Navigating the NIST Cybersecurity Framework
As the security landscape evolves, matures, and becomes more complex, organizations need a framework of trust that they can easily adopt and integrate into their existing security ecosystem. With all the tools available on the market today to improve your company’s cybersecurity, it’s easier than ever to get started with security protocols.
However, there is a caveat: these tools do not provide everything you need to develop a comprehensive strategy. The paralysis of analysis is real—It is very difficult to know where to start when adopting a trusted cybersecurity framework that best suits the needs of your organization.
Huntress II sales engineer Todd Painter and industry expert Wes Spencer came together in April 2022 to discuss the deNISTification (see what we did there?) About cybersecurity leveraging NIST’s effective cybersecurity framework. . We will cover some of the topics and information they addressed during the live webinar.
NIST’s cybersecurity framework
He National Institute of Standards and Technology (NIST) has developed a number of documents known as Framework for improving the cybersecurity of critical infrastructures. If you follow NIST’s cybersecurity framework, you will ensure that your money is spent in the right areas to build an effective defense strategy.
The five pillars of NIST
Five functional pillars include NIST’s cybersecurity framework: identifying, protecting, detecting, responding, and retrieving.
- To identify: Identifying your assets is the first step in adopting this framework, as it helps you build a solid foundation. After all, how can you protect your assets if you don’t know what’s around you (or your partner)? People often think that the term “assets” only refers to devices, but it also refers to your users, data, applications, and vendors. When identifying your asset inventory, you will also need to determine your governance, risk and compliance (GRC) status and look for vulnerabilities and risks.
- To protect: Defending your assets against potential threats is perhaps the most critical aspect of cybersecurity.
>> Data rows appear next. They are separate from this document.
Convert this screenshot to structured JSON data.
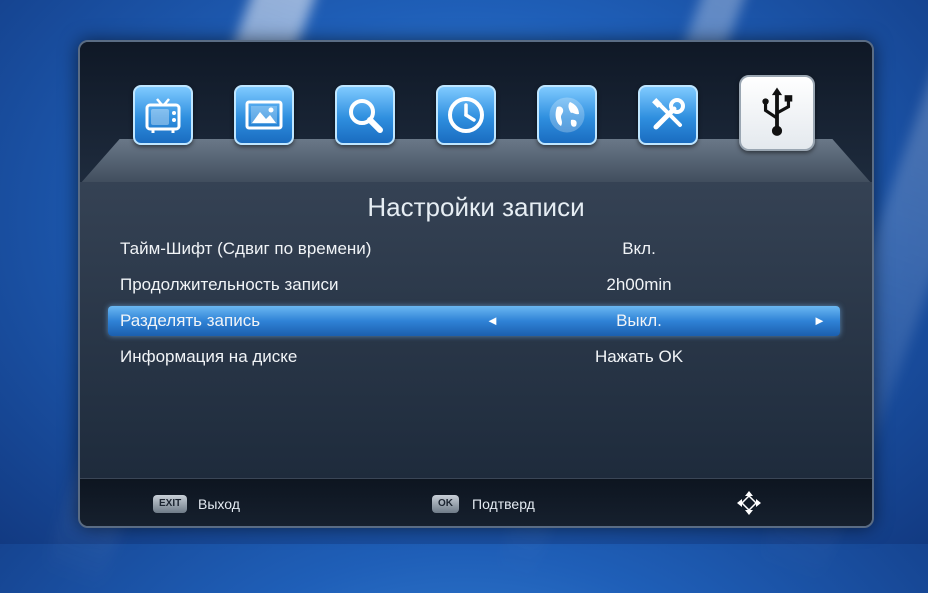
{
  "screen": {
    "title": "Настройки записи"
  },
  "menu_icons": [
    {
      "name": "tv-icon",
      "active": false
    },
    {
      "name": "picture-icon",
      "active": false
    },
    {
      "name": "search-icon",
      "active": false
    },
    {
      "name": "clock-icon",
      "active": false
    },
    {
      "name": "globe-icon",
      "active": false
    },
    {
      "name": "tools-icon",
      "active": false
    },
    {
      "name": "usb-icon",
      "active": true
    }
  ],
  "settings": [
    {
      "label": "Тайм-Шифт (Сдвиг по времени)",
      "value": "Вкл."
    },
    {
      "label": "Продолжительность записи",
      "value": "2h00min"
    },
    {
      "label": "Разделять запись",
      "value": "Выкл.",
      "selected": true
    },
    {
      "label": "Информация на диске",
      "value": "Нажать OK"
    }
  ],
  "footer": {
    "exit_key": "EXIT",
    "exit_label": "Выход",
    "ok_key": "OK",
    "ok_label": "Подтверд"
  },
  "colors": {
    "highlight": "#2f82d6",
    "tile": "#2f8fdf",
    "background": "#1f5fb8"
  }
}
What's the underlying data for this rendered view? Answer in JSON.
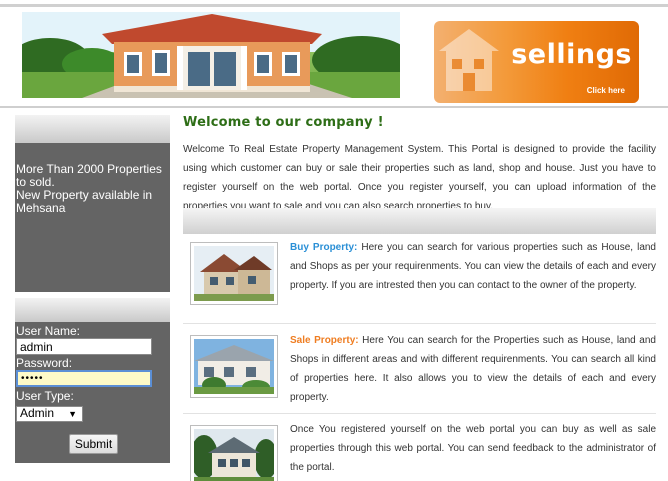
{
  "header": {
    "banner": {
      "title": "sellings",
      "cta": "Click here",
      "color": "#f07f12"
    }
  },
  "sidebar": {
    "info_lines": [
      "More Than 2000 Properties to sold.",
      "New Property available in Mehsana"
    ],
    "login": {
      "username_label": "User Name:",
      "username_value": "admin",
      "password_label": "Password:",
      "password_value": "•••••",
      "usertype_label": "User Type:",
      "usertype_selected": "Admin",
      "submit_label": "Submit"
    }
  },
  "main": {
    "welcome_title": "Welcome to our company !",
    "intro": "Welcome To Real Estate Property Management System. This Portal is designed to provide the facility using which customer can buy or sale their properties such as land, shop and house. Just you have to register yourself on the web portal. Once you register yourself, you can upload information of the properties you want to sale and you can also search properties to buy.",
    "features": [
      {
        "title": "Buy Property:",
        "text": " Here you can search for various properties such as House, land and Shops as per your requirenments. You can view the details of each and every property. If you are intrested then you can contact to the owner of the property.",
        "title_color": "#2a8fd6"
      },
      {
        "title": "Sale Property:",
        "text": " Here You can search for the Properties such as House, land and Shops in different areas and with different requirenments. You can search all kind of properties here. It also allows you to view the details of each and every property.",
        "title_color": "#ef7d21"
      },
      {
        "title": "",
        "text": "Once You registered yourself on the web portal you can buy as well as sale properties through this web portal. You can send feedback to the administrator of the portal."
      }
    ]
  }
}
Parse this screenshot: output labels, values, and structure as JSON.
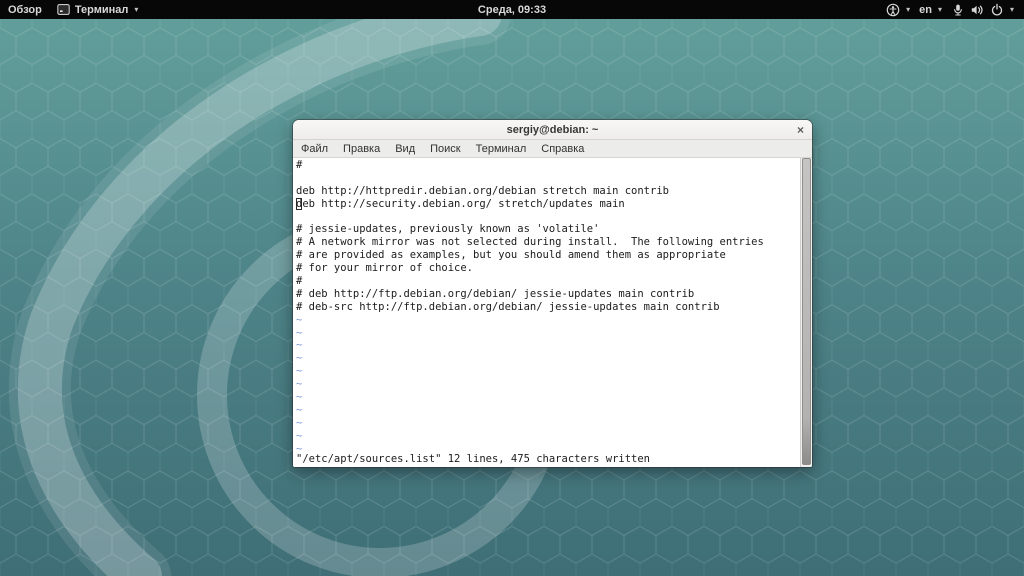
{
  "topbar": {
    "activities_label": "Обзор",
    "app_menu_label": "Терминал",
    "clock": "Среда, 09:33",
    "keyboard_layout": "en",
    "caret_glyph": "▾",
    "icons": {
      "app": "terminal-icon",
      "accessibility": "accessibility-icon",
      "microphone": "microphone-icon",
      "volume": "volume-icon",
      "power": "power-icon"
    }
  },
  "window": {
    "title": "sergiy@debian: ~",
    "close_glyph": "×",
    "menus": [
      "Файл",
      "Правка",
      "Вид",
      "Поиск",
      "Терминал",
      "Справка"
    ],
    "terminal": {
      "lines": [
        "#",
        "",
        "deb http://httpredir.debian.org/debian stretch main contrib",
        "deb http://security.debian.org/ stretch/updates main",
        "",
        "# jessie-updates, previously known as 'volatile'",
        "# A network mirror was not selected during install.  The following entries",
        "# are provided as examples, but you should amend them as appropriate",
        "# for your mirror of choice.",
        "#",
        "# deb http://ftp.debian.org/debian/ jessie-updates main contrib",
        "# deb-src http://ftp.debian.org/debian/ jessie-updates main contrib"
      ],
      "cursor": {
        "row": 3,
        "col": 0
      },
      "filler_char": "~",
      "filler_rows": 11,
      "status": "\"/etc/apt/sources.list\" 12 lines, 475 characters written"
    }
  },
  "colors": {
    "desktop_teal": "#4c8187",
    "swirl_light": "#9dc3bf",
    "topbar_bg": "#070707",
    "terminal_bg": "#ffffff",
    "terminal_fg": "#1c1c1c",
    "vim_tilde_blue": "#7d97d9"
  }
}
The key is to determine how much protection is needed to contain or limit the effects of a cybersecurity incident. You’ll start by reviewing management, authentication, and access control, followed by awareness and training, data security, information protection, maintenance, and security technology. While focusing primarily on technical checks here, don’t rule out the importance of physical security!
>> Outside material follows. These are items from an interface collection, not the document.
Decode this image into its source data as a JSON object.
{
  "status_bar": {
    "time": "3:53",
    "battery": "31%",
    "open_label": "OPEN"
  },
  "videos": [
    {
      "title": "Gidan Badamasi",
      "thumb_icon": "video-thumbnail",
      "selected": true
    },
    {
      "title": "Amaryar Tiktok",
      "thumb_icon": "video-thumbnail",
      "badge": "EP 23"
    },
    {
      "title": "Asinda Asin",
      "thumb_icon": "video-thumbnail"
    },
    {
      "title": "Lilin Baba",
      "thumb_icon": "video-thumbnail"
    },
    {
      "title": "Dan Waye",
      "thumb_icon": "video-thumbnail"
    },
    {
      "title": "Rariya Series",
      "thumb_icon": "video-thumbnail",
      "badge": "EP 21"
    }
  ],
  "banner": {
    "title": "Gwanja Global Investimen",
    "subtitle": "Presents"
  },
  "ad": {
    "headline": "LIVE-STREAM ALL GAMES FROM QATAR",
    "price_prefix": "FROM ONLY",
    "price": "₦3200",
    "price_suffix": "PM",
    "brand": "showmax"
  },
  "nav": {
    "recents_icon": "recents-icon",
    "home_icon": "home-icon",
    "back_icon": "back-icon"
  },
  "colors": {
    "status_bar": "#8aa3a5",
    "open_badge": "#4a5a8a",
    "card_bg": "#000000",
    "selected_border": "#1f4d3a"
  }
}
- Detect: Detection is much more than just alerting of cyberattacks. Following the recommendations of this NIST pillar will allow you to detect all Cybersecurity events, such as newly installed software or applications, failed login attempts, and new devices or users. By establishing strong detection capabilities, you will see anomalies and events, continuous security monitoring, and detection processes.
- Answer: This pillar addresses your ability to contain the impact of a cyberattack, with categories that include response planning, communication, analysis, mitigation, and improvement. Make sure your team can respond to detection tool alerts and let each person know their roles and responsibilities in the event of an incident. Reviewing all incidents retroactively and incorporating lessons learned is the final step in an ongoing incident response plan.
- Recover: The final framework pillar covers your recovery planning, upgrades and communications. Your business needs will help you determine your data priorities, so if an incident occurs, you can start restoring your data immediately. Don’t forget test your backups and practice in advance using table exercises to help you prepare for a cyberattack!
Do you want to delve deeper into NIST’s cybersecurity framework? We break it down even more on our blog Breaking down the NIST cybersecurity framework.
A total of 23 categories are divided into these five functions, which cover cybernetics, physical and personal, and focus on business results. These categories branch into 108 subcategories, which can be overwhelming to navigate. If you don’t know where to start, don’t worry: check out CIS Controls v8.
Complement of CIS Controls v8
Although the NIST cybersecurity framework was created by the U.S. federal government, it has quickly become the industry standard for cybersecurity best practices.
For this reason, the National Cybersecurity Alliance (NCSA) created the cybersecurity framework profile to help organizations select the right cybersecurity framework for their business. The NCSA has also created a rating system for cybersecurity frameworks that meet this profile: the NCSA Complement the v8 cybersecurity framework (or simply “CIS Controls”).
CIS controls are comparable to the NIST cybersecurity framework, but focus on the specific needs of the business sector and the maturity of enterprise cybersecurity to determine where that organization is in the cybersecurity journey.
Our favorite part of CIS controls is that it looks like an instruction manual. Break down into three implementation groups (GIs) that are easier to digest, each GI contains a set of controls that must be integrated to achieve optimal cybersecurity effectiveness. Even if you only cover IG1, you’ll have protection against the top five types of attack: malware, ransomware, web application piracy, privileged privileges, and misuse, as well as targeted intrusions.
For more information on the NIST cybersecurity framework, see complete online guide. And make sure you see it in its entirety DeNISTifying Cybersecurity: Taking advantage of a proven framework to evolve your stack webinar on demand!
Guest blog courtesy of Huntress. Read more Huntress guest blogs here. Guest blogs with regular contributions are part of the MSSP Alert sponsorship program.